**Record set:**
—————

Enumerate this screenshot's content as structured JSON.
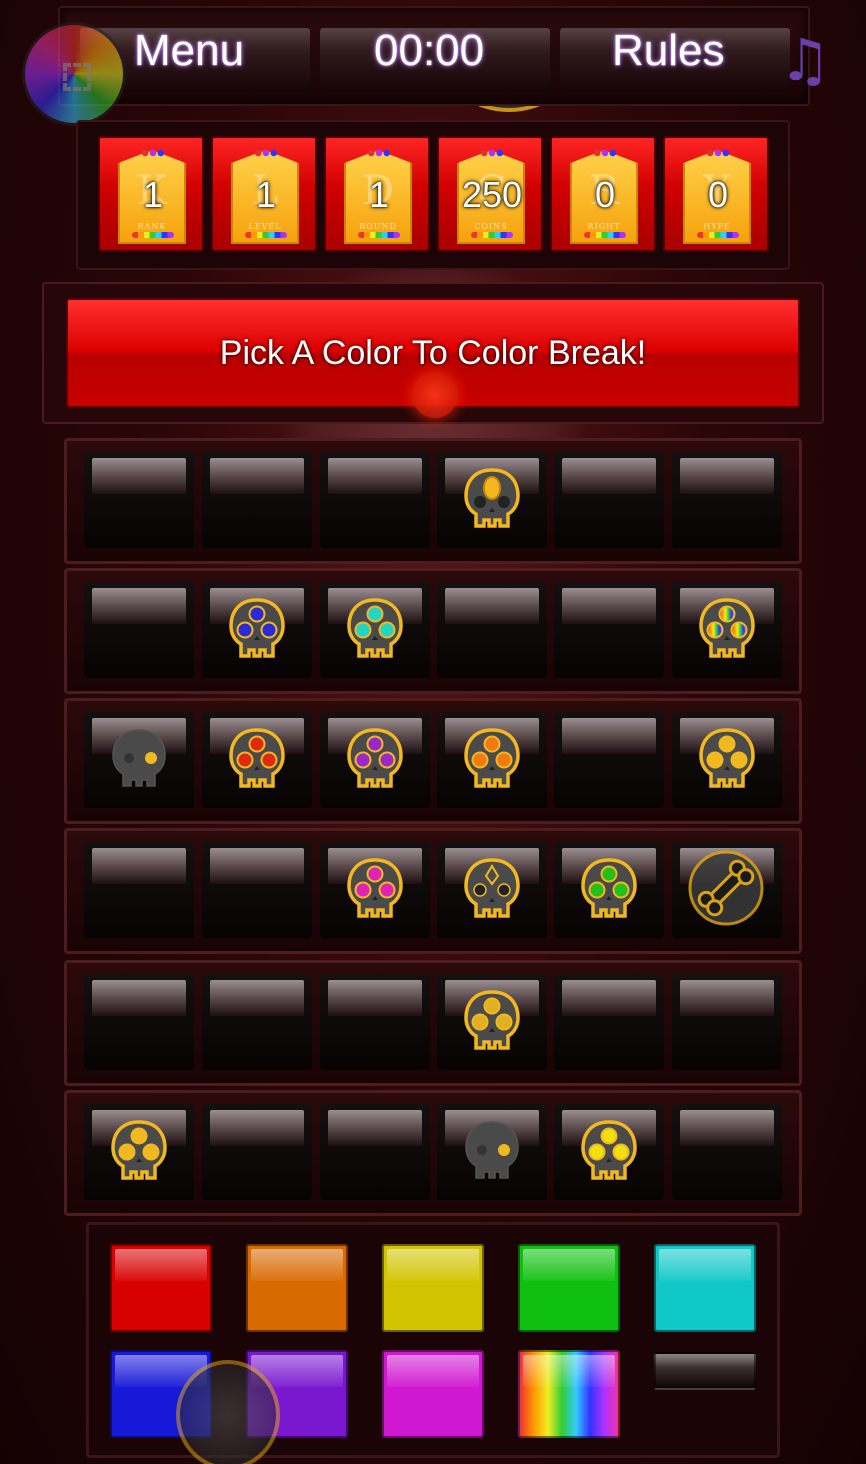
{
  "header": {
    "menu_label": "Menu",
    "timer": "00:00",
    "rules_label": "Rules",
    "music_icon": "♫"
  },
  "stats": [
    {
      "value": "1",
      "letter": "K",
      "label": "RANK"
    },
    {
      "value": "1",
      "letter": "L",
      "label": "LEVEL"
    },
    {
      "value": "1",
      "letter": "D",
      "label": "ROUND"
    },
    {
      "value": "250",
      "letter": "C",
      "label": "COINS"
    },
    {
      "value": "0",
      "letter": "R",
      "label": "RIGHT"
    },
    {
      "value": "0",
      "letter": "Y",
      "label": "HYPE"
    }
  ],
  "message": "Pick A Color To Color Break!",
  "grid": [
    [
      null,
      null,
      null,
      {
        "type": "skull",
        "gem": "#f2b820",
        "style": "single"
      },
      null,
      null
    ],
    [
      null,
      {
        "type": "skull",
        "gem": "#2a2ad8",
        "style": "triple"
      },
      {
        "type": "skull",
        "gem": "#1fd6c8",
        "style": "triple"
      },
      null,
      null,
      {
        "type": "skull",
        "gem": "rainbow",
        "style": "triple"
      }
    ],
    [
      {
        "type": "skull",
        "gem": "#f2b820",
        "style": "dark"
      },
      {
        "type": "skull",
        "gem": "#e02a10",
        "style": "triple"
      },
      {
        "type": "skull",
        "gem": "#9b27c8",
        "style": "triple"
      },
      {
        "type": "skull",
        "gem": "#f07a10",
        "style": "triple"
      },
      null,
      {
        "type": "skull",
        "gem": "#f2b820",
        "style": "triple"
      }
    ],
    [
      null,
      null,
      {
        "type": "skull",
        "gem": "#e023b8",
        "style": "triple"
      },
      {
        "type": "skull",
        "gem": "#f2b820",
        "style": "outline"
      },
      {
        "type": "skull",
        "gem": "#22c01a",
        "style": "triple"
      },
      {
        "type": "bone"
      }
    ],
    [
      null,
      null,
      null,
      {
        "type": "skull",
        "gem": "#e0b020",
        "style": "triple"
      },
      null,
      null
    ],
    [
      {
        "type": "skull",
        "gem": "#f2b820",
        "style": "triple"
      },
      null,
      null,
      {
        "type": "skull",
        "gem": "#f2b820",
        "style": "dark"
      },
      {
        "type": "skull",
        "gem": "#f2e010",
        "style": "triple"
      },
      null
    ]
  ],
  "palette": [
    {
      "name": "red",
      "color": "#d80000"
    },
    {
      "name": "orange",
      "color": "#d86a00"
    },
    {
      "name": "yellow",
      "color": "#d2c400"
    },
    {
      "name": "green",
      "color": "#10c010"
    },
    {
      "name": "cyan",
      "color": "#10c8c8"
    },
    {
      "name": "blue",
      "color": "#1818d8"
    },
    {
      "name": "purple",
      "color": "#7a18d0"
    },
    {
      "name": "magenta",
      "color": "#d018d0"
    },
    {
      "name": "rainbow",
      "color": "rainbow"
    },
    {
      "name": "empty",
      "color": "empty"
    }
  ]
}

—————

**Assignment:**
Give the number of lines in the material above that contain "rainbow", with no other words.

**Completed task:**
3